Format: Xbox 360 || Review: 5.5/10
What we expected: Star Wars is what motion-control was invented for. We’ve all swung an imaginary lightsaber through the air while wearing a bathrobe, playing the part of the heroic Jedi on a force-finding mission. Kinect Star Wars should’ve been a chance to live our imagination through the screen, allowing us to save the galaxy one melodramatic swing at a time.
What we got: A game that showcased the very worst parts of Kinect, with inconsistent motion sensing that at times failed to work all together. If that wasn’t bad enough, it completely bastardises the ultimate Jedi dream, with lightsaber tracking the worst offender of wonky controls, especially in Duels of Fate mode where battles are a mundane series of scripted moves and you rarely feel like the Jedi you want to be.
3. Final Fantasy XIII-2
Format: Xbox 360, PS3 | | Review: 4.8/10
What we expected: Of all the games on the list, Final Fantasy XIII-2 is probably the one that people should’ve known better than to get excited about it. Final Fantasy XIII was a disappointment itself, but its problems were all things that could be ironed out, and the sequel promised to do exactly that, returning the franchise to its glory days.
What we got: Final Fantasy XIII-2 did actually fix some of the complaints from its predecessor, making it less linear and not forcing you though a glorified 20-hour tutorial before throwing you into the brunt of the game. Unfortunately, it also had a story that made little-to-no-sense, constantly throwing a paradox in your face that is used to explain everything that happens throughout the game, as well as chucking in new mechanics that harmed the experience rather than improving it.
2. Lollipop Chainsaw
Format: Xbox 360, PS3 | | Review: 4.6/10
What we expected: We expected what we always expect from Suda 51: the unexpected. Suda has never stuck to convention, subverting it whenever possible, boasting a back catalogue that includes oddities ranging from Shadows of the Damned to Killer 7. From the start, Lollipop Chainsaw was always his attempt to woo the Western audience, in what looked like the videogame equivalent of Buffy the Vampire Slayer as cheerleader Juliet Starling went to war with the undead hordes.

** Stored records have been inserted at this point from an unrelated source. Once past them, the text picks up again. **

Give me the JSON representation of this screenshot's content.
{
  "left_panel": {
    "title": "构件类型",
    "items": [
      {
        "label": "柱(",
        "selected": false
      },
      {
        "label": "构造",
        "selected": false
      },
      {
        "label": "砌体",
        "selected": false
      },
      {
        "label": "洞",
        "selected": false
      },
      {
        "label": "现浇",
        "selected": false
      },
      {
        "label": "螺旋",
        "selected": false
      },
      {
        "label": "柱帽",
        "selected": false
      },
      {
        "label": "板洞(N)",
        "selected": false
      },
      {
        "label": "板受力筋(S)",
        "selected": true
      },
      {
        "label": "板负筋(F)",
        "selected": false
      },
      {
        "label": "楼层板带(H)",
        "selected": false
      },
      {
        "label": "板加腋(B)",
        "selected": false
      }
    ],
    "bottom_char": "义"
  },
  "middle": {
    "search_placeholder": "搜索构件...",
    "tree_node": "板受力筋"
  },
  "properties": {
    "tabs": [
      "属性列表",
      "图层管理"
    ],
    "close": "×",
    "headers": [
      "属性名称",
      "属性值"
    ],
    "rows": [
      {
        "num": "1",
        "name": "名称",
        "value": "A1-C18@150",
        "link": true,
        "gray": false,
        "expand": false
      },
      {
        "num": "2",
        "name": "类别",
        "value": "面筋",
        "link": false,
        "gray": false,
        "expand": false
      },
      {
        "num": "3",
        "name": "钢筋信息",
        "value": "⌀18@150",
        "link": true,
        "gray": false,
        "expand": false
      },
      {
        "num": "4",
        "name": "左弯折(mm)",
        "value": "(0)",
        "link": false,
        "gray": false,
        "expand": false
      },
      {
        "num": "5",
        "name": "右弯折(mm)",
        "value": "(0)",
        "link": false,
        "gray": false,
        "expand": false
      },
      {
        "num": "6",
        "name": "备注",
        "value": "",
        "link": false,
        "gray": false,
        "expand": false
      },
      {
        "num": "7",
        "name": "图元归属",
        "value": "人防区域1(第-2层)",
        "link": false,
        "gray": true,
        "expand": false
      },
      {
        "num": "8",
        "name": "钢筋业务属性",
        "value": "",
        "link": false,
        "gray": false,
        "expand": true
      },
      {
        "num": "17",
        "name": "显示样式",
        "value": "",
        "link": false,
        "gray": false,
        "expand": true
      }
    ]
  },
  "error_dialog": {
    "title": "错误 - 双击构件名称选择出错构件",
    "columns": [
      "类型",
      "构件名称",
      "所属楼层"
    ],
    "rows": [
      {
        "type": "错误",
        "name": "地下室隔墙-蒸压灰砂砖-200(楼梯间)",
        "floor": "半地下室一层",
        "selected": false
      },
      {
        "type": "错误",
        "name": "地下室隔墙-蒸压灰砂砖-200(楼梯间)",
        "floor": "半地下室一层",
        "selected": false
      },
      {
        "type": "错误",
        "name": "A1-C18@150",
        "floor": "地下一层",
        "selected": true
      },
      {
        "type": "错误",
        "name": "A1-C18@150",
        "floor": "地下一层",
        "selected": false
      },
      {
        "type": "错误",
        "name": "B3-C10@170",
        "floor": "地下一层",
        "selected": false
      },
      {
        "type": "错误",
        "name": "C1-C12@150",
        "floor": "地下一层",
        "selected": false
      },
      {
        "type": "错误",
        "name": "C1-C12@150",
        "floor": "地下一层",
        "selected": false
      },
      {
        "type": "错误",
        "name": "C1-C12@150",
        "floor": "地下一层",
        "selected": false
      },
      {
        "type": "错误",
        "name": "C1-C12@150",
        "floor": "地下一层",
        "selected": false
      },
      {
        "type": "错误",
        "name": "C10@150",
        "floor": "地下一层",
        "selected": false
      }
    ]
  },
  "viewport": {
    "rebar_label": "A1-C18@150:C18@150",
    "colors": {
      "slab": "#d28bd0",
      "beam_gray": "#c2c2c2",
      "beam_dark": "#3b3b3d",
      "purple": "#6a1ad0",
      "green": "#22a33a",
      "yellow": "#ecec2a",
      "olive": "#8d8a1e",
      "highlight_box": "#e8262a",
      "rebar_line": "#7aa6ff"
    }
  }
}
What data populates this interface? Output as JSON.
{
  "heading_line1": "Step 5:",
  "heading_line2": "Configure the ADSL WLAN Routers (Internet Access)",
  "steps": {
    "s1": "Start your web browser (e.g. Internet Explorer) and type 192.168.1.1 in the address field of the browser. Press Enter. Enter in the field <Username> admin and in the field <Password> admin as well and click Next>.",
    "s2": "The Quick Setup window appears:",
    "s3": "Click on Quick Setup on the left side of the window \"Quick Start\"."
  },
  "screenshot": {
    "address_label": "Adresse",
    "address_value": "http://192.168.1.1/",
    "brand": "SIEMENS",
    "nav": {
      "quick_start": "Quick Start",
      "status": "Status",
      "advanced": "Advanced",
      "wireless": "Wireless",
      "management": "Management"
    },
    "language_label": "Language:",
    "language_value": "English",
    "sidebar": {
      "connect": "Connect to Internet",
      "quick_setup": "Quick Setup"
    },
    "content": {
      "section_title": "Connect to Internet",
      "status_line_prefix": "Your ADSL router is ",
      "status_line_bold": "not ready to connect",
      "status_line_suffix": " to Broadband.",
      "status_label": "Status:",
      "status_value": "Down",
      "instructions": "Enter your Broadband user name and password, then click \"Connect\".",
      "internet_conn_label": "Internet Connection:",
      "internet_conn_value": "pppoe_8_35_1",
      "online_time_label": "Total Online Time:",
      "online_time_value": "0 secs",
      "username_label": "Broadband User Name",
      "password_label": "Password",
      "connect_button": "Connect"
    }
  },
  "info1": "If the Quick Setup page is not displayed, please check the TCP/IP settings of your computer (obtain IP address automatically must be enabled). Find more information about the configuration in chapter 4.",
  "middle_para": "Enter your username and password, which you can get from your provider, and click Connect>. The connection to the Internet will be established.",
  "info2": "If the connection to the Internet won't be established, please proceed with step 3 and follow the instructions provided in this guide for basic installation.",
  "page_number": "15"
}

What we got: Everything we expected, actually – it just wasn’t very good in practice. This was clearly Suda 51 having fun, and perhaps a little too much, cramming far too much in and completely mucking up the game’s pacing in the process. The game was littered with compulsory frustrating mini-games, from zombie baseball to a variation of Pac-Man, while the main combat was the same brand of decent if uninspiring hack-and-slash that we’ve seen plenty of times before.
The biggest disappointment, though, was that Lollipop Chainsaw was a misogynistic mess that couldn’t decide what message it wanted to send. At times it felt that, yes, this was a satire, pointing out how utterly ridiculous videogame conventions are, but that would be quickly punctured by a flash of Juliet’s underwear, which the camera rarely gazed away from. It just didn’t feel smart enough to pass as commentary, such was its lude fascination with the female form.
Format: Xbox 360, PS3 | | Review: 1.5/10
What we expected: The ICO of survival-horror: a game not just about what lurks in the shadows, but about the emotional connection between two people, as you’re tasked with not just protecting the vulnerable child Amy from the big bad monsters, but from her own emotions as well.
What we got: One of the worst games not just of this year, but of any year – everything that could’ve gone wrong with Amy, did go wrong. It was a broken mess, with the actual technically broken bits often discernible from the bits that were just designed badly from the ground up.
Problem after problem crops up: the less-than-impressive visuals; lackluster, inconsistent voice acting; ill-fitting music; unfair difficulty that punishes you for failing by wiping your entire inventory; and a clichéd, muddled attempt at a story. The only positive thing to be said for Amy is that it acts as a guide to future game developers, teaching them everything to avoid when making a game in one completely mangled package.
Disagree? What? You mean you actually liked some of these games? Then you should totally shout about it in the comments.